Listed entries —
┄┄┄┄┄┄┄┄┄┄
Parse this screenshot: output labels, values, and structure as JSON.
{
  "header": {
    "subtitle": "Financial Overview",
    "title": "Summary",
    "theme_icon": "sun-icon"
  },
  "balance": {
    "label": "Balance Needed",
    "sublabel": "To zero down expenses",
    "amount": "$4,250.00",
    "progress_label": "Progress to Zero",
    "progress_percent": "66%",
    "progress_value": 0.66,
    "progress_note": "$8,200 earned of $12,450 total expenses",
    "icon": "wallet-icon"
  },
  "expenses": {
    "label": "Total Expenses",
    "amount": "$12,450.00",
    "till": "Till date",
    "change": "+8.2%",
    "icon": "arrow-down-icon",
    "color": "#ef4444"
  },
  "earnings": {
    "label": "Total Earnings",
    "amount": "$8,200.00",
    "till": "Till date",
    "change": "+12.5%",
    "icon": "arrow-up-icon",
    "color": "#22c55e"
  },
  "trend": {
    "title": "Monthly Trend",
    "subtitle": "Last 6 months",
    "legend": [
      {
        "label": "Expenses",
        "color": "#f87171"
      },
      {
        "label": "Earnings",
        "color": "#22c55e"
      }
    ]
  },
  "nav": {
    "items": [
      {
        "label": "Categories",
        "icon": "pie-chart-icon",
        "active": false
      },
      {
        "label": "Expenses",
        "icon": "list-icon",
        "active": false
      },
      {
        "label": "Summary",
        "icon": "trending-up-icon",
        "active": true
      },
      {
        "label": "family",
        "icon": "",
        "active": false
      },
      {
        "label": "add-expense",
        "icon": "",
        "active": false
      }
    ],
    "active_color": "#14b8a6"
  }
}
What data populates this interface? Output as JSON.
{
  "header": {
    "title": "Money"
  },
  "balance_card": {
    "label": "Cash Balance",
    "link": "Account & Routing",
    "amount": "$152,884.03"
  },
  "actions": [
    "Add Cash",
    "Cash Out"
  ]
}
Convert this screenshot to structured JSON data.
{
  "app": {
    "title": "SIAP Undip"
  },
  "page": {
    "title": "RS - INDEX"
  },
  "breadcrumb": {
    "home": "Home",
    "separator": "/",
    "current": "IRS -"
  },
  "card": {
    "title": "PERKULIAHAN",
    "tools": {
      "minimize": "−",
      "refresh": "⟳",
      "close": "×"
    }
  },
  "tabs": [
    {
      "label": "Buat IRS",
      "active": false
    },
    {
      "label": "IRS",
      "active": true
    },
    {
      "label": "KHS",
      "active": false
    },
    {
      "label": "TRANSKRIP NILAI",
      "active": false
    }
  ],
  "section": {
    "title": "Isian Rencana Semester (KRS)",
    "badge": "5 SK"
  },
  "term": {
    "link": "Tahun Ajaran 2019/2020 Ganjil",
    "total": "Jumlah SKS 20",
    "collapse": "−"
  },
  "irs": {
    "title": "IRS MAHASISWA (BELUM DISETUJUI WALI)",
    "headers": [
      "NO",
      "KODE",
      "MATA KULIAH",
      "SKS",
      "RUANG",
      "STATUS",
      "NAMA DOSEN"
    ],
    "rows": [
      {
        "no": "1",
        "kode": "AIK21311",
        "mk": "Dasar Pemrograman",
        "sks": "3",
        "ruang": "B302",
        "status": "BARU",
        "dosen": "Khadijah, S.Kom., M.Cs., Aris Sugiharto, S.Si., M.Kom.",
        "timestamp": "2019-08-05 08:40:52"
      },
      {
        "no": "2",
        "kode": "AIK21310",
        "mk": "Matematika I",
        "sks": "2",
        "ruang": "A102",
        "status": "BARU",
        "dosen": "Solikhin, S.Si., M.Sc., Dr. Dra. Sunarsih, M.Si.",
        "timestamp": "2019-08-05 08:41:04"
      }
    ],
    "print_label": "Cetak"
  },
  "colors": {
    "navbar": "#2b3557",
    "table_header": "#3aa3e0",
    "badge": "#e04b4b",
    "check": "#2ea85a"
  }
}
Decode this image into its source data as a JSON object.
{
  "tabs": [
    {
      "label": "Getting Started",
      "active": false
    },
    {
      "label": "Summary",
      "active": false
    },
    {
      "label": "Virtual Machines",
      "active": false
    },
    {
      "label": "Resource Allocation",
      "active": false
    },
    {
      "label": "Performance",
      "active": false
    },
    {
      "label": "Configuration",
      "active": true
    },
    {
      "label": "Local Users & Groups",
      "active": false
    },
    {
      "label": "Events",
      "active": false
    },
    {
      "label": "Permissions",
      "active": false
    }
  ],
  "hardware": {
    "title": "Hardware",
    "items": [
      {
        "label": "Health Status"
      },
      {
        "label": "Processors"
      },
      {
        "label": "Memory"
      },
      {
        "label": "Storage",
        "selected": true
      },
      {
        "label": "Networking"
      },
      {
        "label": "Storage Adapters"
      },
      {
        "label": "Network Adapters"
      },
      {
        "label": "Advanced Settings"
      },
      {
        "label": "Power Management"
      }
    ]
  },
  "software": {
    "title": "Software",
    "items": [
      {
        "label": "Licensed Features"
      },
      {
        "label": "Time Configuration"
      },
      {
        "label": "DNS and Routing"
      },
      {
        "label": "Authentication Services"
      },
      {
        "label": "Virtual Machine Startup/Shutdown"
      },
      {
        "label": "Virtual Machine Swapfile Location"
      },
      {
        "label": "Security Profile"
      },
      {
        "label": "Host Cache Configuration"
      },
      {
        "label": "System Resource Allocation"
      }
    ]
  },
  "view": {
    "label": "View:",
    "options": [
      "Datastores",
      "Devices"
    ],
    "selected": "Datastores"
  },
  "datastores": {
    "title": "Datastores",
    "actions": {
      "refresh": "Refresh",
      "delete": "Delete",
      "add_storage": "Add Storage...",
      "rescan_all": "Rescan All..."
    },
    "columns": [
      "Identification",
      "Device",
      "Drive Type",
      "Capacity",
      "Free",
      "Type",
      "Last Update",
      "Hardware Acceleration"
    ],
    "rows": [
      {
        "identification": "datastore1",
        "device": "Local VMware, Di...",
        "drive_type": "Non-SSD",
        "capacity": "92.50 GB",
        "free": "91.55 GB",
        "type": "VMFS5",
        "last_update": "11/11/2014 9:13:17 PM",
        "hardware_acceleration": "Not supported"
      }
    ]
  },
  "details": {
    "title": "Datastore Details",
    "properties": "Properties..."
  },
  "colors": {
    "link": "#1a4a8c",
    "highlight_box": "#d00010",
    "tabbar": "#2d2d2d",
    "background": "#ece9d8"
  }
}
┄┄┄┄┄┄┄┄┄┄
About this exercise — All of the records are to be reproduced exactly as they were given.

Answer section —
Parse this screenshot: output labels, values, and structure as JSON.
{
  "header": {
    "subtitle": "Financial Overview",
    "title": "Summary",
    "theme_icon": "sun-icon"
  },
  "balance": {
    "label": "Balance Needed",
    "sublabel": "To zero down expenses",
    "amount": "$4,250.00",
    "progress_label": "Progress to Zero",
    "progress_percent": "66%",
    "progress_value": 0.66,
    "progress_note": "$8,200 earned of $12,450 total expenses",
    "icon": "wallet-icon"
  },
  "expenses": {
    "label": "Total Expenses",
    "amount": "$12,450.00",
    "till": "Till date",
    "change": "+8.2%",
    "icon": "arrow-down-icon",
    "color": "#ef4444"
  },
  "earnings": {
    "label": "Total Earnings",
    "amount": "$8,200.00",
    "till": "Till date",
    "change": "+12.5%",
    "icon": "arrow-up-icon",
    "color": "#22c55e"
  },
  "trend": {
    "title": "Monthly Trend",
    "subtitle": "Last 6 months",
    "legend": [
      {
        "label": "Expenses",
        "color": "#f87171"
      },
      {
        "label": "Earnings",
        "color": "#22c55e"
      }
    ]
  },
  "nav": {
    "items": [
      {
        "label": "Categories",
        "icon": "pie-chart-icon",
        "active": false
      },
      {
        "label": "Expenses",
        "icon": "list-icon",
        "active": false
      },
      {
        "label": "Summary",
        "icon": "trending-up-icon",
        "active": true
      },
      {
        "label": "family",
        "icon": "",
        "active": false
      },
      {
        "label": "add-expense",
        "icon": "",
        "active": false
      }
    ],
    "active_color": "#14b8a6"
  }
}
What data populates this interface? Output as JSON.
{
  "header": {
    "title": "Money"
  },
  "balance_card": {
    "label": "Cash Balance",
    "link": "Account & Routing",
    "amount": "$152,884.03"
  },
  "actions": [
    "Add Cash",
    "Cash Out"
  ]
}
Convert this screenshot to structured JSON data.
{
  "app": {
    "title": "SIAP Undip"
  },
  "page": {
    "title": "RS - INDEX"
  },
  "breadcrumb": {
    "home": "Home",
    "separator": "/",
    "current": "IRS -"
  },
  "card": {
    "title": "PERKULIAHAN",
    "tools": {
      "minimize": "−",
      "refresh": "⟳",
      "close": "×"
    }
  },
  "tabs": [
    {
      "label": "Buat IRS",
      "active": false
    },
    {
      "label": "IRS",
      "active": true
    },
    {
      "label": "KHS",
      "active": false
    },
    {
      "label": "TRANSKRIP NILAI",
      "active": false
    }
  ],
  "section": {
    "title": "Isian Rencana Semester (KRS)",
    "badge": "5 SK"
  },
  "term": {
    "link": "Tahun Ajaran 2019/2020 Ganjil",
    "total": "Jumlah SKS 20",
    "collapse": "−"
  },
  "irs": {
    "title": "IRS MAHASISWA (BELUM DISETUJUI WALI)",
    "headers": [
      "NO",
      "KODE",
      "MATA KULIAH",
      "SKS",
      "RUANG",
      "STATUS",
      "NAMA DOSEN"
    ],
    "rows": [
      {
        "no": "1",
        "kode": "AIK21311",
        "mk": "Dasar Pemrograman",
        "sks": "3",
        "ruang": "B302",
        "status": "BARU",
        "dosen": "Khadijah, S.Kom., M.Cs., Aris Sugiharto, S.Si., M.Kom.",
        "timestamp": "2019-08-05 08:40:52"
      },
      {
        "no": "2",
        "kode": "AIK21310",
        "mk": "Matematika I",
        "sks": "2",
        "ruang": "A102",
        "status": "BARU",
        "dosen": "Solikhin, S.Si., M.Sc., Dr. Dra. Sunarsih, M.Si.",
        "timestamp": "2019-08-05 08:41:04"
      }
    ],
    "print_label": "Cetak"
  },
  "colors": {
    "navbar": "#2b3557",
    "table_header": "#3aa3e0",
    "badge": "#e04b4b",
    "check": "#2ea85a"
  }
}
Decode this image into its source data as a JSON object.
{
  "tabs": [
    {
      "label": "Getting Started",
      "active": false
    },
    {
      "label": "Summary",
      "active": false
    },
    {
      "label": "Virtual Machines",
      "active": false
    },
    {
      "label": "Resource Allocation",
      "active": false
    },
    {
      "label": "Performance",
      "active": false
    },
    {
      "label": "Configuration",
      "active": true
    },
    {
      "label": "Local Users & Groups",
      "active": false
    },
    {
      "label": "Events",
      "active": false
    },
    {
      "label": "Permissions",
      "active": false
    }
  ],
  "hardware": {
    "title": "Hardware",
    "items": [
      {
        "label": "Health Status"
      },
      {
        "label": "Processors"
      },
      {
        "label": "Memory"
      },
      {
        "label": "Storage",
        "selected": true
      },
      {
        "label": "Networking"
      },
      {
        "label": "Storage Adapters"
      },
      {
        "label": "Network Adapters"
      },
      {
        "label": "Advanced Settings"
      },
      {
        "label": "Power Management"
      }
    ]
  },
  "software": {
    "title": "Software",
    "items": [
      {
        "label": "Licensed Features"
      },
      {
        "label": "Time Configuration"
      },
      {
        "label": "DNS and Routing"
      },
      {
        "label": "Authentication Services"
      },
      {
        "label": "Virtual Machine Startup/Shutdown"
      },
      {
        "label": "Virtual Machine Swapfile Location"
      },
      {
        "label": "Security Profile"
      },
      {
        "label": "Host Cache Configuration"
      },
      {
        "label": "System Resource Allocation"
      }
    ]
  },
  "view": {
    "label": "View:",
    "options": [
      "Datastores",
      "Devices"
    ],
    "selected": "Datastores"
  },
  "datastores": {
    "title": "Datastores",
    "actions": {
      "refresh": "Refresh",
      "delete": "Delete",
      "add_storage": "Add Storage...",
      "rescan_all": "Rescan All..."
    },
    "columns": [
      "Identification",
      "Device",
      "Drive Type",
      "Capacity",
      "Free",
      "Type",
      "Last Update",
      "Hardware Acceleration"
    ],
    "rows": [
      {
        "identification": "datastore1",
        "device": "Local VMware, Di...",
        "drive_type": "Non-SSD",
        "capacity": "92.50 GB",
        "free": "91.55 GB",
        "type": "VMFS5",
        "last_update": "11/11/2014 9:13:17 PM",
        "hardware_acceleration": "Not supported"
      }
    ]
  },
  "details": {
    "title": "Datastore Details",
    "properties": "Properties..."
  },
  "colors": {
    "link": "#1a4a8c",
    "highlight_box": "#d00010",
    "tabbar": "#2d2d2d",
    "background": "#ece9d8"
  }
}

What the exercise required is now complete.